Plague is a disease that is usually spread through bites from infected fleas. Plague can also be spread by touching infected animals. Rarely, contact with a person with plague can also spread the disease. There are three types of plague: bubonic, pneumonic, and septicemic. The table below describes how these types of plague are spread and what the symptoms are for each.


Type of Plague

How it spreads



Bites from infected fleas and handling infected animals

Fever; headache; chills; weakness; and swollen, painful lymph nodes (called buboes).


Bites from infected fleas and handling infected animals

Fever, chills, extreme weakness, stomach pain, shock, and sometimes bleeding into the skin and other organs. (Skin may turn black and die.)


Contact with humans or animals that have plague pneumonia and cough

Fever, headache, weakness, rapidly developing pneumonia, chest pain, and shortness of breath. Patients may cough up bloody or watery mucous.

Who is at risk?

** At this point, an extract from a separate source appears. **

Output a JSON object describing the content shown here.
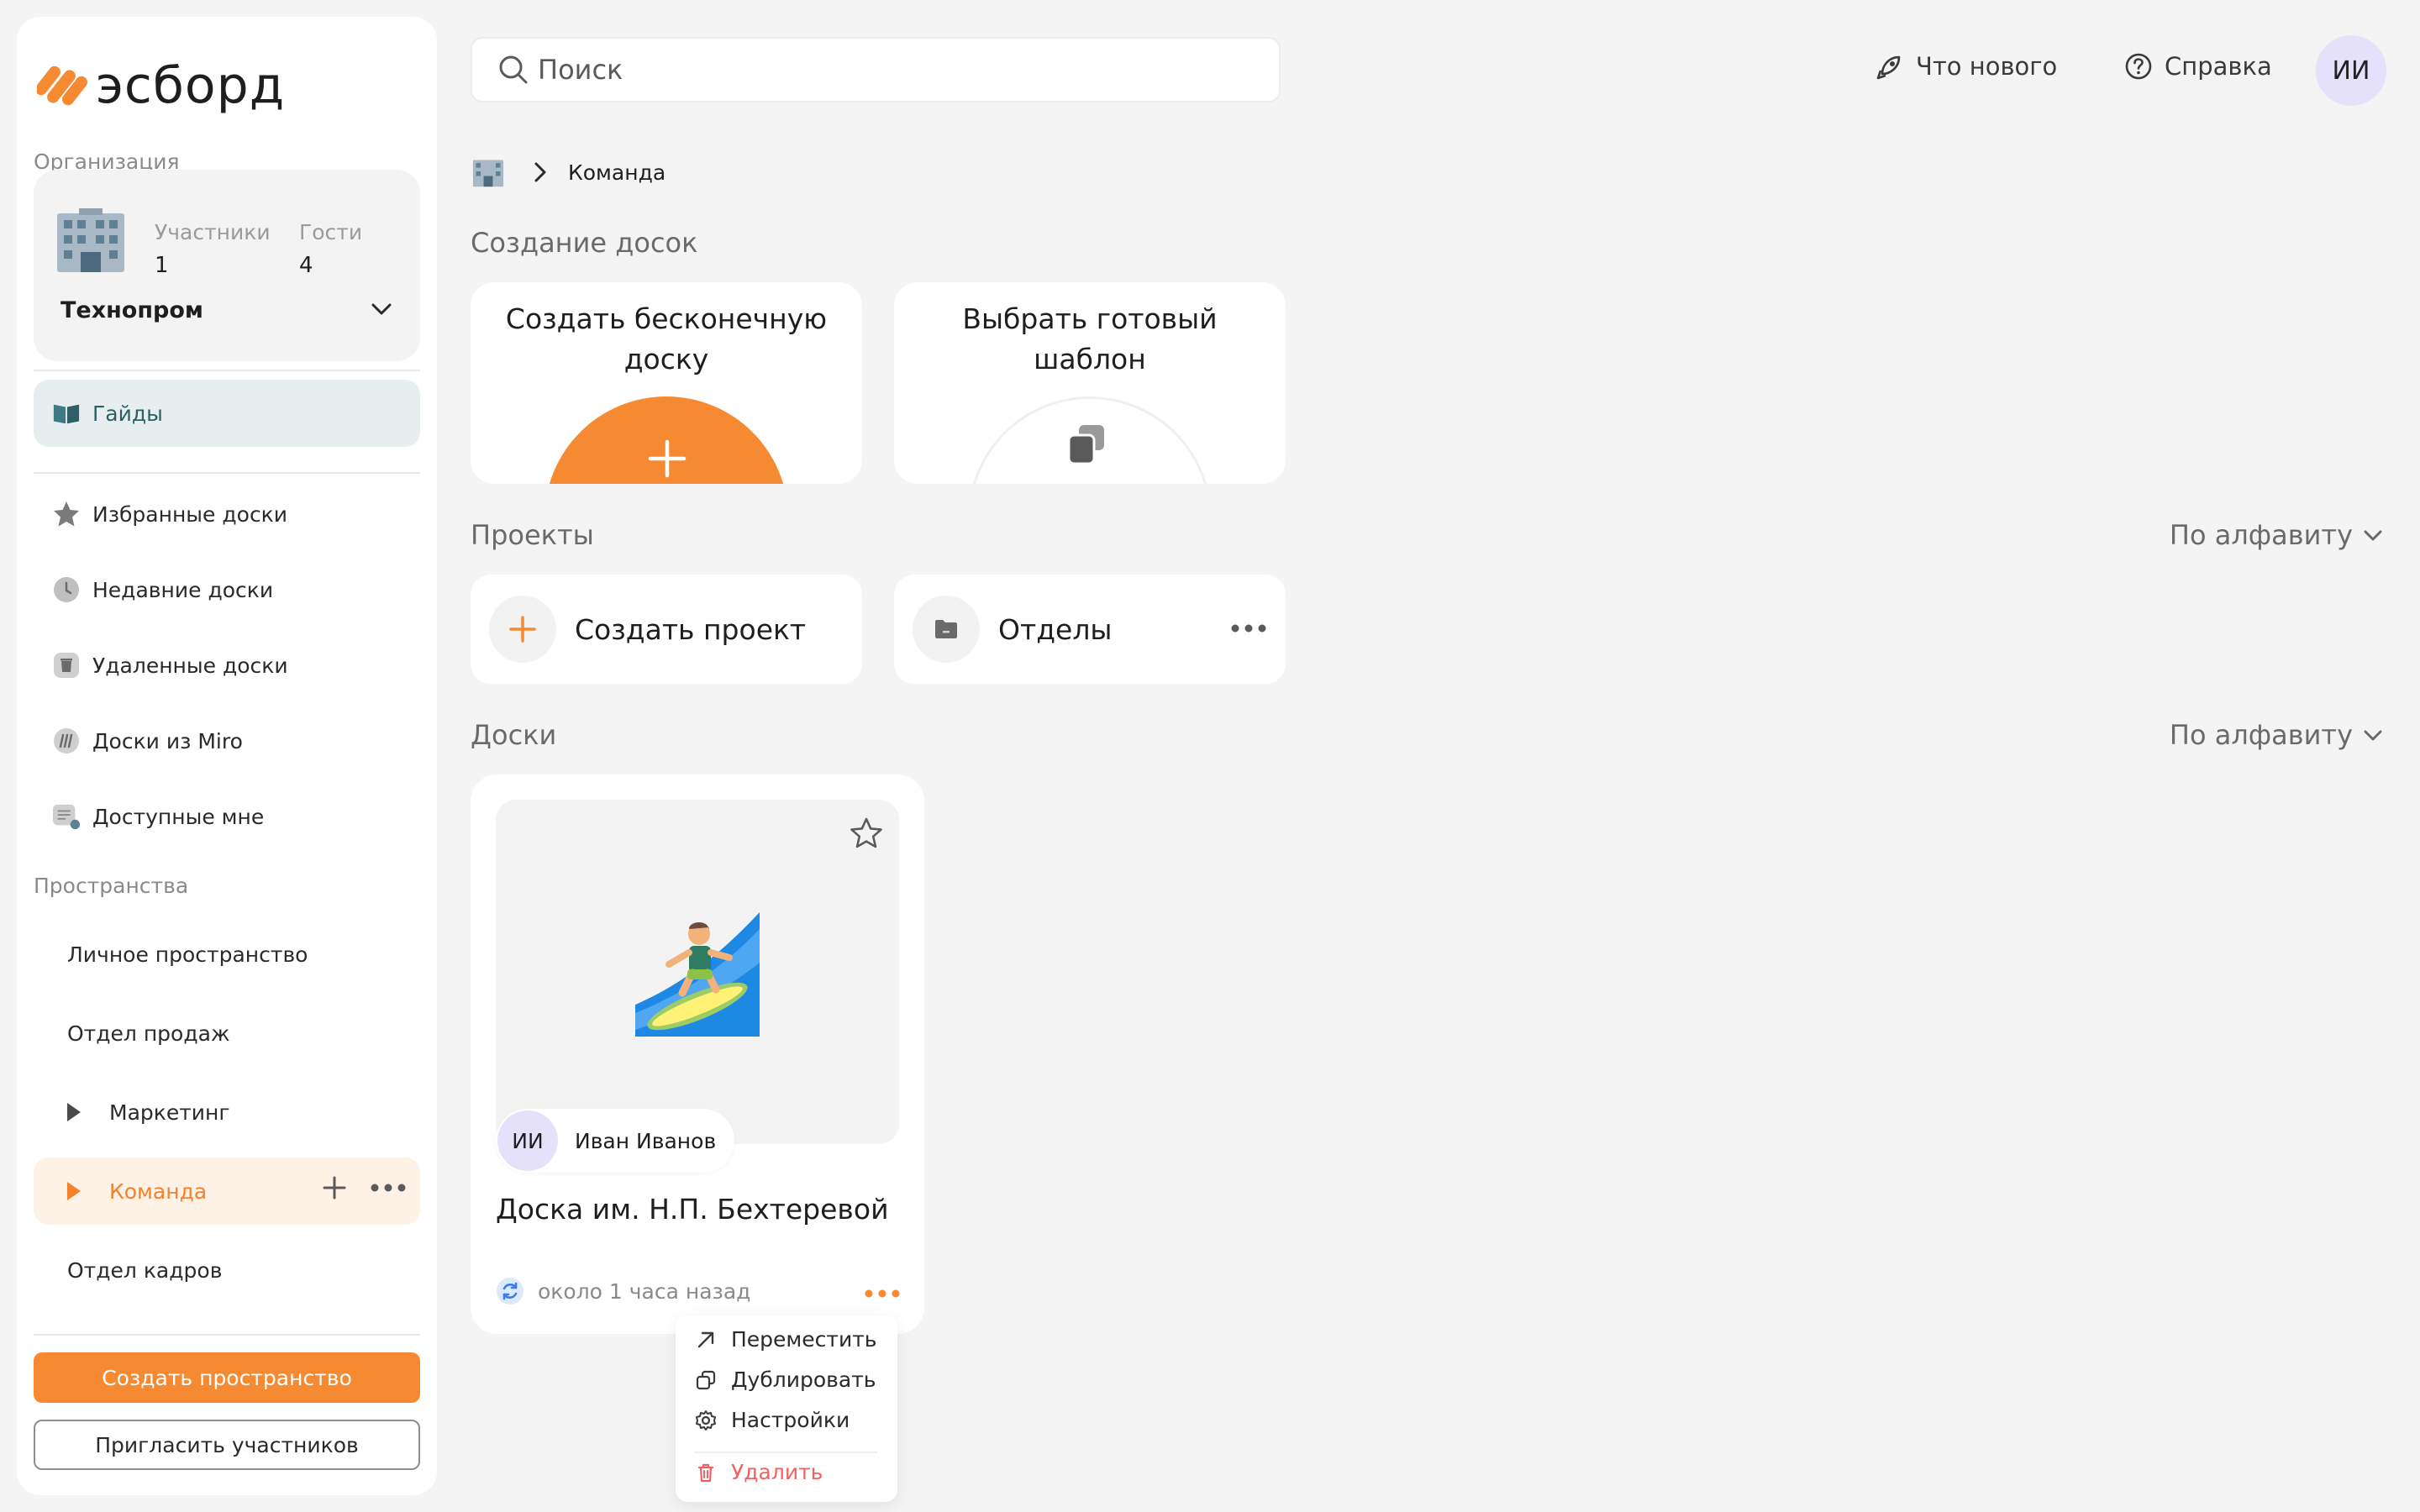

Each year, 1,000–2,500 people get plague across the world. Plague is seen in certain regions of Africa, central Asia, the Indian subcontinent, the northern part of South America, and parts of the southwestern United States. Although rare, urban outbreaks of plague have been reported in Mahajanga, Madagascar. However, the risk to travelers is low and is usually restricted to rural areas. Only 1 case of plague associated with international travel has been reported in the United States in the past 20 years.

What can travelers do to prevent plague?

There is no vaccine or medicine that prevents plague that is sold in the United States.

Prevent flea bites:

man spraying insect repellent on his arm
  • Cover exposed skin by wearing long-sleeved shirts, long pants, and hats.
  • Use an appropriate insect repellent as directed.
  • Higher percentages of active ingredient provide longer protection. Use products with the following active ingredients:
    • DEET (Products containing DEET include Off!, Cutter, Sawyer, and Ultrathon)
    • Picaridin (also known as KBR 3023, Bayrepel, and icaridin products containing picaridin include Cutter Advanced, Skin So Soft Bug Guard Plus, and Autan [outside the US])
    • Oil of lemon eucalyptus (OLE) or PMD (Products containing OLE include Repel and Off! Botanicals)
    • IR3535  (Products containing IR3535 include Skin So Soft Bug Guard Plus Expedition and SkinSmart)
  • Always follow product directions and reapply as directed:
    • If you are also using sunscreen, apply sunscreen first and insect repellent second.
    • Follow package directions when applying repellent on children. Avoid applying repellent to their hands, eyes, and mouth.
  • Use permethrin-treated clothing and gear (such as boots, pants, socks, and tents). You can buy pre-treated clothing and gear or treat them yourself:
    woman checking her temperature
    • Treated clothing remains protective after multiple washings. See the product information to find out how long the protection will last.
    • If treating items yourself, follow the product instructions carefully.
    • Do not use permethrin directly on skin.
  • Do not touch dead animals.
    • Fleas can be transferred from a dead animal to you.

If living in the area with plague, you may need to take these additional steps:

  • Keep food tightly sealed and away from rodents.
  • Stay in housing that is free of rodents and has proper sanitation.
  • Protect yourself and pets:
    • Do not allow pets to sleep in your bed.
    • Do not allow pets to roam free in areas where plague is known to occur.
    • Talk to a veterinarian about protecting pets from fleas.
    • Avoid handling sick or dead animals. If you must handle a sick or dead animal, wear gloves, cover your skin, and use additional personal protective equipment if possible.

If you feel sick and think you may have plague:

Traveler Information

Clinician Information